Then I told him how Later! would always remind me of him. He laughed and said, “Later!”—meaning exactly what I wanted it to mean for a change: not just goodbye, or be off with you, but afternoon lovemaking. I turned around and was instantly on my bike, speeding my way back downhill, smiling broadly, almost singing if I could.
Never in my life had I been so happy. Nothing could go wrong, everything was happening my way, all the doors were clicking open one by one, and life couldn’t have been more radiant: it was shining right at me, and when I turned my bike left or right or tried to move away from its light, it followed me as limelight follows an actor onstage. I craved him but I could just as easily live without him, and either way was fine.
On my way, I decided to stop at Marzia’s house.

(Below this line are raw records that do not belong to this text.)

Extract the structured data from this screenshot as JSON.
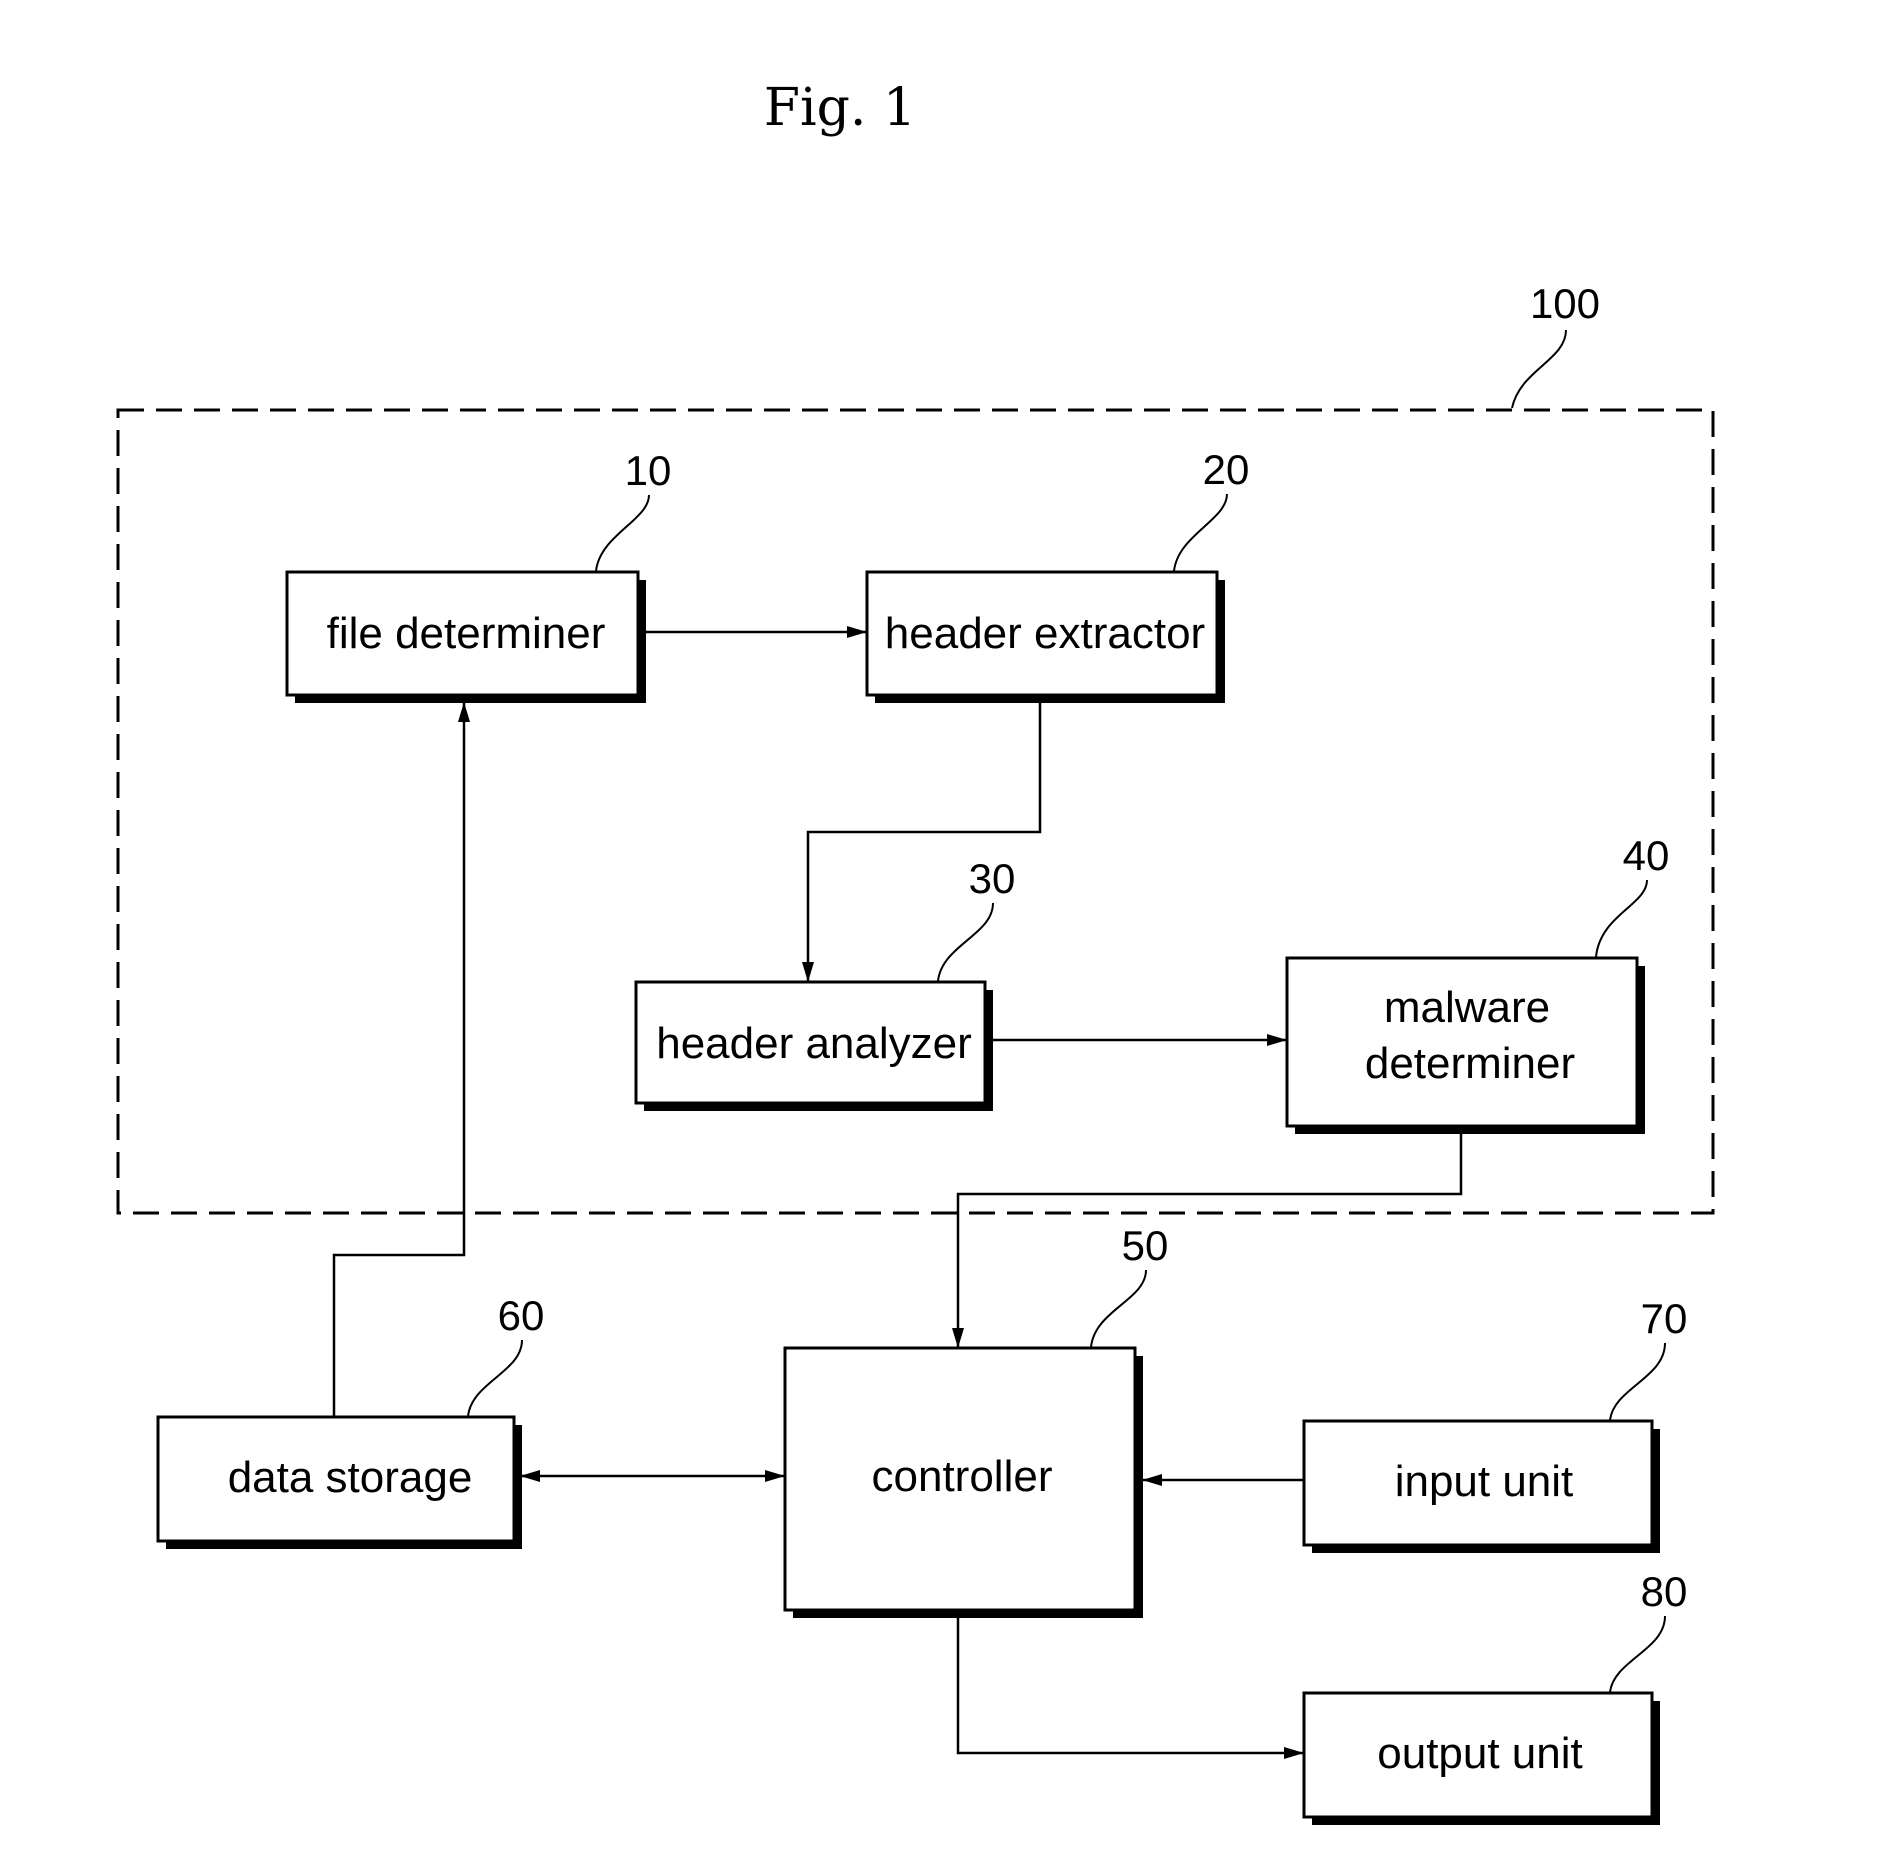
{
  "figure": {
    "title": "Fig. 1"
  },
  "system": {
    "ref": "100"
  },
  "blocks": {
    "file_determiner": {
      "ref": "10",
      "lines": [
        "file determiner"
      ]
    },
    "header_extractor": {
      "ref": "20",
      "lines": [
        "header extractor"
      ]
    },
    "header_analyzer": {
      "ref": "30",
      "lines": [
        "header analyzer"
      ]
    },
    "malware_determiner": {
      "ref": "40",
      "lines": [
        "malware",
        "determiner"
      ]
    },
    "controller": {
      "ref": "50",
      "lines": [
        "controller"
      ]
    },
    "data_storage": {
      "ref": "60",
      "lines": [
        "data storage"
      ]
    },
    "input_unit": {
      "ref": "70",
      "lines": [
        "input unit"
      ]
    },
    "output_unit": {
      "ref": "80",
      "lines": [
        "output unit"
      ]
    }
  },
  "connections": [
    {
      "from": "file_determiner",
      "to": "header_extractor",
      "direction": "one-way"
    },
    {
      "from": "header_extractor",
      "to": "header_analyzer",
      "direction": "one-way"
    },
    {
      "from": "header_analyzer",
      "to": "malware_determiner",
      "direction": "one-way"
    },
    {
      "from": "malware_determiner",
      "to": "controller",
      "direction": "one-way"
    },
    {
      "from": "data_storage",
      "to": "file_determiner",
      "direction": "one-way"
    },
    {
      "from": "data_storage",
      "to": "controller",
      "direction": "two-way"
    },
    {
      "from": "input_unit",
      "to": "controller",
      "direction": "one-way"
    },
    {
      "from": "controller",
      "to": "output_unit",
      "direction": "one-way"
    }
  ]
}
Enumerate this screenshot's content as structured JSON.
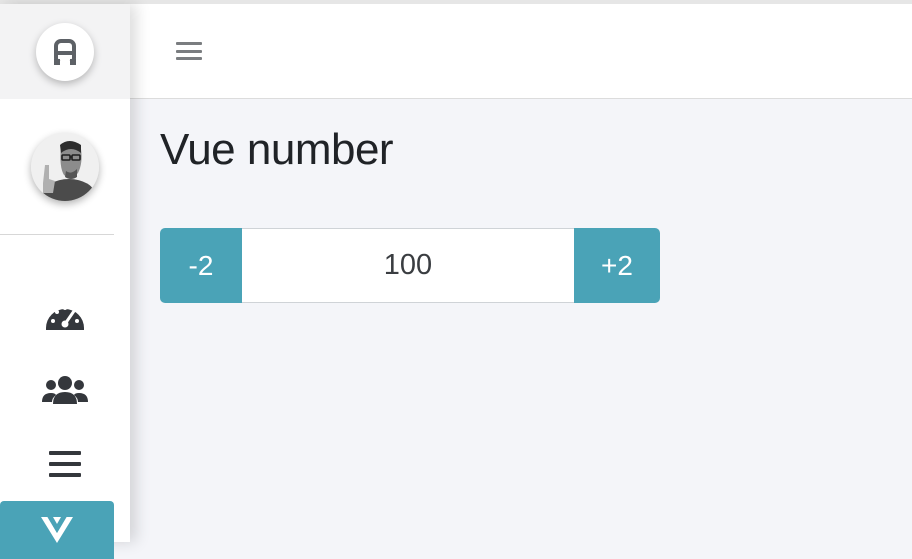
{
  "header": {
    "menu_icon": "hamburger-icon"
  },
  "sidebar": {
    "brand_icon": "brand-logo-icon",
    "items": [
      {
        "icon": "dashboard-gauge-icon"
      },
      {
        "icon": "users-icon"
      },
      {
        "icon": "list-icon"
      },
      {
        "icon": "vue-logo-icon",
        "active": true
      }
    ],
    "accent_color": "#4aa3b7"
  },
  "main": {
    "title": "Vue number",
    "stepper": {
      "decrement_label": "-2",
      "value": "100",
      "increment_label": "+2"
    }
  }
}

She was headed to the beach. I joined her, and we went down to the rocks together and lay in the sun. I loved her smell, loved her mouth. She took off her top and asked me to put some sunscreen on her back, knowing that my hands would inevitably cup her breasts. Her family owned a thatched cabana by the beach and she said we should go inside. No one would come. I locked the door from the inside, sat her on the table, took off her bathing suit, and put my mouth where she smelled of the sea. She leaned back, and lifted both legs over my shoulders. How strange, I thought, how each shadowed and screened the other, without precluding the other. Barely half an hour ago I was asking Oliver to fuck me and now here I was about to make love to Marzia, and yet neither had anything to do with the other except through Elio, who happened to be one and the same person.
After lunch Oliver said he had to go back to B. to hand Signora Milani his latest corrections. He cast an instant glance in my direction but, seeing I hadn’t responded, was already on his way. After two glasses of wine, I couldn’t wait to take a nap. I grabbed two huge peaches from the table and took them with me, and kissed my mother along the way. I’d eat them later, I said. In the dark bedroom, I deposited the fruit on the marble tabletop. And then undressed totally. Clean, cool, crisp-starched, sun-washed sheets drawn tight across my bed—God bless you, Mafalda. Did I want to be alone? Yes. One person last night; then again at dawn. Then in the morning, another. Now I lay on the sheets as happy as a stiff-grown, newly sprung sunflower filled with listless vigor on this sunniest of summer afternoons. Was I glad to be alone now that sleep was upon me? Yes. Well, no. Yes. But maybe not. Yes, yes, yes. I was happy, and this was all that mattered, with others, without others, I was happy.